I've given lots of advice, helped a few people start up and release their own games. But the number of request is so large that I can't keep up. So to make sure everyone has the same opportunity for success that I've had I decided to put what I've learned down on paper and share it with others who love VR and want to make it big in this new market.
To get you started quick, I've setup a quick guide to take you from nothing to playable mini-games you can show off, build upon, and use to change your life.
I'll run you through all the basics, teach you how to build your first VR game and your second! You'll get the tools to start going and do it FAST! By next week, you'll be showing off you're inner superstar and on your way to being a successful game developer!
You can wait until the VR goldmine ends... or Grab it today and get started right away and avoid missing out!
100% Satisfaction Guaranteed
With 20 years in the video game industry, Jason's worked on just about everything. Ranging from early mobile titles to full fledged giant MMOs, his experience architecting games has taught him how to get moving fast and do things right from the start.
As an early VR pro, he's released 5 full VR games for the HTC Vive & Rift, as well as dozens of mini-games. He also loves teaching others how to develop and be successful with their Unity endeavors.
Normally... if someone asked me this, I'd say 'probably not'. But there's nothing normal about VR right now.

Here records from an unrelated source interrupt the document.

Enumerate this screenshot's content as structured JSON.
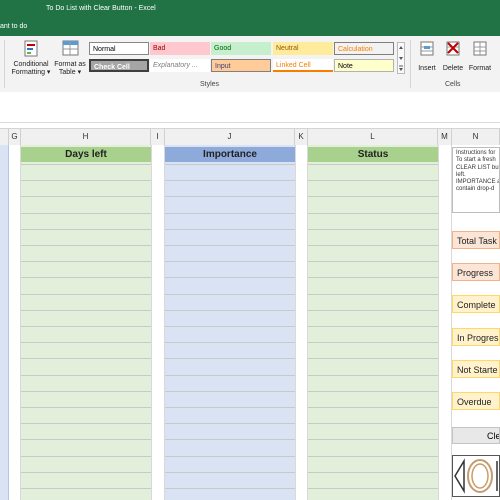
{
  "window": {
    "title": "To Do List with Clear Button  -  Excel",
    "tell_me": "ant to do"
  },
  "ribbon": {
    "conditional_formatting": [
      "Conditional",
      "Formatting ▾"
    ],
    "format_as_table": [
      "Format as",
      "Table ▾"
    ],
    "styles": [
      {
        "label": "Normal",
        "bg": "#ffffff",
        "fg": "#000000"
      },
      {
        "label": "Bad",
        "bg": "#ffc7ce",
        "fg": "#9c0006"
      },
      {
        "label": "Good",
        "bg": "#c6efce",
        "fg": "#006100"
      },
      {
        "label": "Neutral",
        "bg": "#ffeb9c",
        "fg": "#9c5700"
      },
      {
        "label": "Calculation",
        "bg": "#f2f2f2",
        "fg": "#fa7d00"
      },
      {
        "label": "Check Cell",
        "bg": "#a5a5a5",
        "fg": "#ffffff"
      },
      {
        "label": "Explanatory ...",
        "bg": "#ffffff",
        "fg": "#7f7f7f"
      },
      {
        "label": "Input",
        "bg": "#ffcc99",
        "fg": "#3f3f76"
      },
      {
        "label": "Linked Cell",
        "bg": "#ffffff",
        "fg": "#fa7d00"
      },
      {
        "label": "Note",
        "bg": "#ffffcc",
        "fg": "#000000"
      }
    ],
    "styles_group": "Styles",
    "insert": "Insert",
    "delete": "Delete",
    "format": "Format",
    "cells_group": "Cells"
  },
  "columns": [
    "G",
    "H",
    "I",
    "J",
    "K",
    "L",
    "M",
    "N"
  ],
  "headers": {
    "days_left": "Days left",
    "importance": "Importance",
    "status": "Status"
  },
  "instructions": [
    "Instructions for",
    "To start a fresh",
    "CLEAR LIST butt",
    "left.",
    "IMPORTANCE a",
    "contain drop-d"
  ],
  "side_labels": [
    {
      "label": "Total Task",
      "bg": "#fbe5d6",
      "border": "#f4b183"
    },
    {
      "label": "Progress",
      "bg": "#fbe5d6",
      "border": "#f4b183"
    },
    {
      "label": "Complete",
      "bg": "#fff2cc",
      "border": "#ffd966"
    },
    {
      "label": "In Progres",
      "bg": "#fff2cc",
      "border": "#ffd966"
    },
    {
      "label": "Not Starte",
      "bg": "#fff2cc",
      "border": "#ffd966"
    },
    {
      "label": "Overdue",
      "bg": "#fff2cc",
      "border": "#ffd966"
    }
  ],
  "clear_button": "Cle",
  "colors": {
    "excel_green": "#217346",
    "blue_header": "#8eaadb",
    "blue_fill": "#dae3f3",
    "green_header": "#a9d18e",
    "green_fill": "#e2efda"
  }
}
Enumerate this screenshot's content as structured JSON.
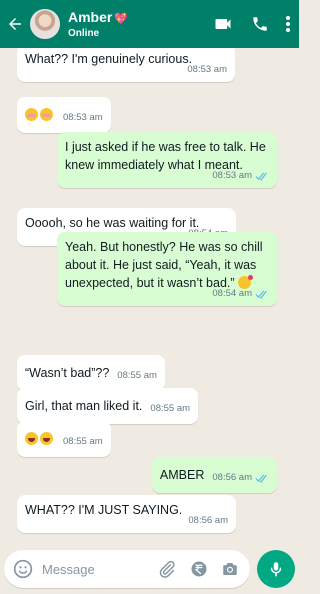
{
  "header": {
    "name": "Amber",
    "status": "Online"
  },
  "composer": {
    "placeholder": "Message"
  },
  "messages": [
    {
      "dir": "in",
      "text": "What?? I'm genuinely curious.",
      "time": "08:53 am"
    },
    {
      "dir": "in",
      "text": "",
      "emojis": [
        "flushed-emoji",
        "flushed-emoji"
      ],
      "time": "08:53 am"
    },
    {
      "dir": "out",
      "text": "I just asked if he was free to talk. He knew immediately what I meant.",
      "time": "08:53 am",
      "read": true
    },
    {
      "dir": "in",
      "text": "Ooooh, so he was waiting for it.",
      "time": "08:54 am"
    },
    {
      "dir": "out",
      "text": "Yeah. But honestly? He was so chill about it. He just said, “Yeah, it was unexpected, but it wasn’t bad.”",
      "emojis": [
        "kissing-emoji"
      ],
      "time": "08:54 am",
      "read": true
    },
    {
      "dir": "in",
      "text": "“Wasn’t bad”??",
      "time": "08:55 am"
    },
    {
      "dir": "in",
      "text": "Girl, that man liked it.",
      "time": "08:55 am"
    },
    {
      "dir": "in",
      "text": "",
      "emojis": [
        "laughing-emoji",
        "laughing-emoji"
      ],
      "time": "08:55 am"
    },
    {
      "dir": "out",
      "text": "AMBER",
      "time": "08:56 am",
      "read": true
    },
    {
      "dir": "in",
      "text": "WHAT?? I'M JUST SAYING.",
      "time": "08:56 am"
    }
  ],
  "colors": {
    "header": "#008069",
    "chat_bg": "#efeae2",
    "incoming": "#ffffff",
    "outgoing": "#d9fdd3",
    "read_ticks": "#53bdeb",
    "mic": "#00a884"
  }
}
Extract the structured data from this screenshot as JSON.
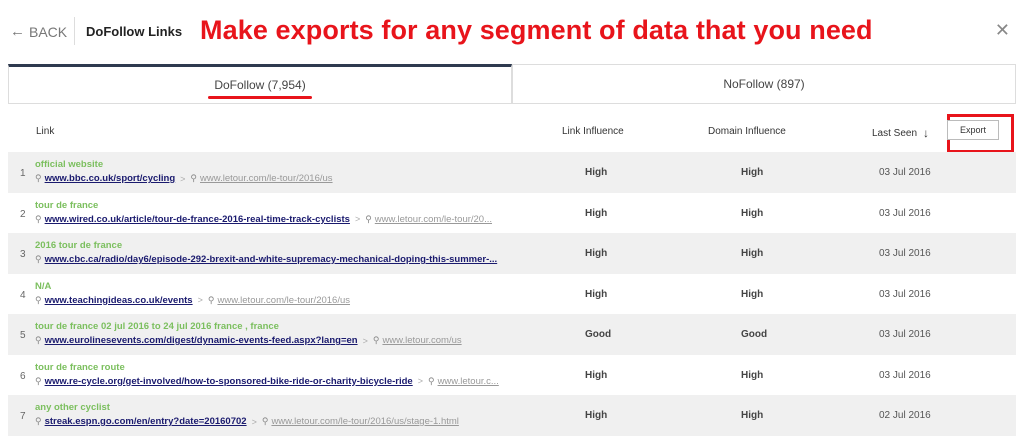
{
  "topbar": {
    "back_label": "BACK",
    "title": "DoFollow Links",
    "banner": "Make exports for any segment of data that you need",
    "close_glyph": "✕"
  },
  "tabs": [
    {
      "label": "DoFollow (7,954)",
      "active": true
    },
    {
      "label": "NoFollow (897)",
      "active": false
    }
  ],
  "table": {
    "headers": {
      "link": "Link",
      "link_influence": "Link Influence",
      "domain_influence": "Domain Influence",
      "last_seen": "Last Seen",
      "sort_glyph": "↓"
    },
    "export_label": "Export",
    "rows": [
      {
        "num": "1",
        "anchor": "official website",
        "source": "www.bbc.co.uk/sport/cycling",
        "target": "www.letour.com/le-tour/2016/us",
        "link_influence": "High",
        "domain_influence": "High",
        "last_seen": "03 Jul 2016"
      },
      {
        "num": "2",
        "anchor": "tour de france",
        "source": "www.wired.co.uk/article/tour-de-france-2016-real-time-track-cyclists",
        "target": "www.letour.com/le-tour/20...",
        "link_influence": "High",
        "domain_influence": "High",
        "last_seen": "03 Jul 2016"
      },
      {
        "num": "3",
        "anchor": "2016 tour de france",
        "source": "www.cbc.ca/radio/day6/episode-292-brexit-and-white-supremacy-mechanical-doping-this-summer-...",
        "target": "",
        "link_influence": "High",
        "domain_influence": "High",
        "last_seen": "03 Jul 2016"
      },
      {
        "num": "4",
        "anchor": "N/A",
        "source": "www.teachingideas.co.uk/events",
        "target": "www.letour.com/le-tour/2016/us",
        "link_influence": "High",
        "domain_influence": "High",
        "last_seen": "03 Jul 2016"
      },
      {
        "num": "5",
        "anchor": "tour de france 02 jul 2016 to 24 jul 2016 france , france",
        "source": "www.eurolinesevents.com/digest/dynamic-events-feed.aspx?lang=en",
        "target": "www.letour.com/us",
        "link_influence": "Good",
        "domain_influence": "Good",
        "last_seen": "03 Jul 2016"
      },
      {
        "num": "6",
        "anchor": "tour de france route",
        "source": "www.re-cycle.org/get-involved/how-to-sponsored-bike-ride-or-charity-bicycle-ride",
        "target": "www.letour.c...",
        "link_influence": "High",
        "domain_influence": "High",
        "last_seen": "03 Jul 2016"
      },
      {
        "num": "7",
        "anchor": "any other cyclist",
        "source": "streak.espn.go.com/en/entry?date=20160702",
        "target": "www.letour.com/le-tour/2016/us/stage-1.html",
        "link_influence": "High",
        "domain_influence": "High",
        "last_seen": "02 Jul 2016"
      }
    ]
  },
  "icons": {
    "search": "magnifier-icon",
    "chevron": "chevron-right-icon",
    "back": "arrow-left-icon",
    "close": "close-icon"
  },
  "colors": {
    "banner_red": "#e8141b",
    "anchor_green": "#7bbf5e",
    "link_navy": "#1a1a6e",
    "tab_active": "#2e3a4f"
  }
}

The scope of the games being built isn't enormous, you're not competing with Halo 5 or Call of Duty Ultra Super Mega 17. You can definitely build something fun on a very short timeline, and with the guidance provided here, you'll have a great jump start.
This part of the sales page can be a lot longer than it is in this template. There may be many objections that come up and you can address them all. If you dedicate a separate text block or a sub-heading to each one, your visitors can easily find the ones they have on their minds and skip the rest.
If you're brand new to Unity, or only played around a little, building something fun is the best way to get going. Nobody learns from reading documentation! Watching a bunch of videos could work, but turning that into something you can play, share, and grow from isn't easy, and getting started should be easy!
At the end of the week, you'll have your first project done. If you get lost or have problems, the entire project is always available for you to reference and learn from. And don't forget, you'll be starting with a solid foundation of a well architected solution you can base all future learning on.
In some ways, your experience translates over great and will give you a big advantage. But there are some big differences. Just to start, the types of things a mobile game needs optimized are drastically different. You're not running on a little ARM cpu, this is all high end desktop stuff. Your target video cards are also powerful, but you need to know where the bottlenecks are.
On top of all that you've got Input, Audio, Particles, and a 90FPS target to stay above at all times. So having some mobile experience is great, and this course will help you translate that into high quality VR gaming.
This was a big question I had when I first started. Much to my surprise though, the answer was a big fat YES! Once you know how to get started, building a full game and selling it is the next natural step. And if you know anything about VR, you probably know that there's demand for all kinda of things that don't exist yet. The opportunities are huge, but they wont last forever. If you want to make a game and sell it, now is the time to get started!
There are of course other ways to learn VR development. Myself and others offer personal one on one or group training for $250/hour. You can dig through video tutorial sites and maybe find something that's not terrible. Or you can just go it your own and try to figure it all out alone.. The alternatives aren't great though, which is exactly why I wrote the guide.
100% Satisfaction Guaranteed
You are fully protected by a 100% Satisfaction-Guarantee. If you don't get it, decide VR is not for you, or just change your mind, just let me know and we'll send you a prompt no questions refund.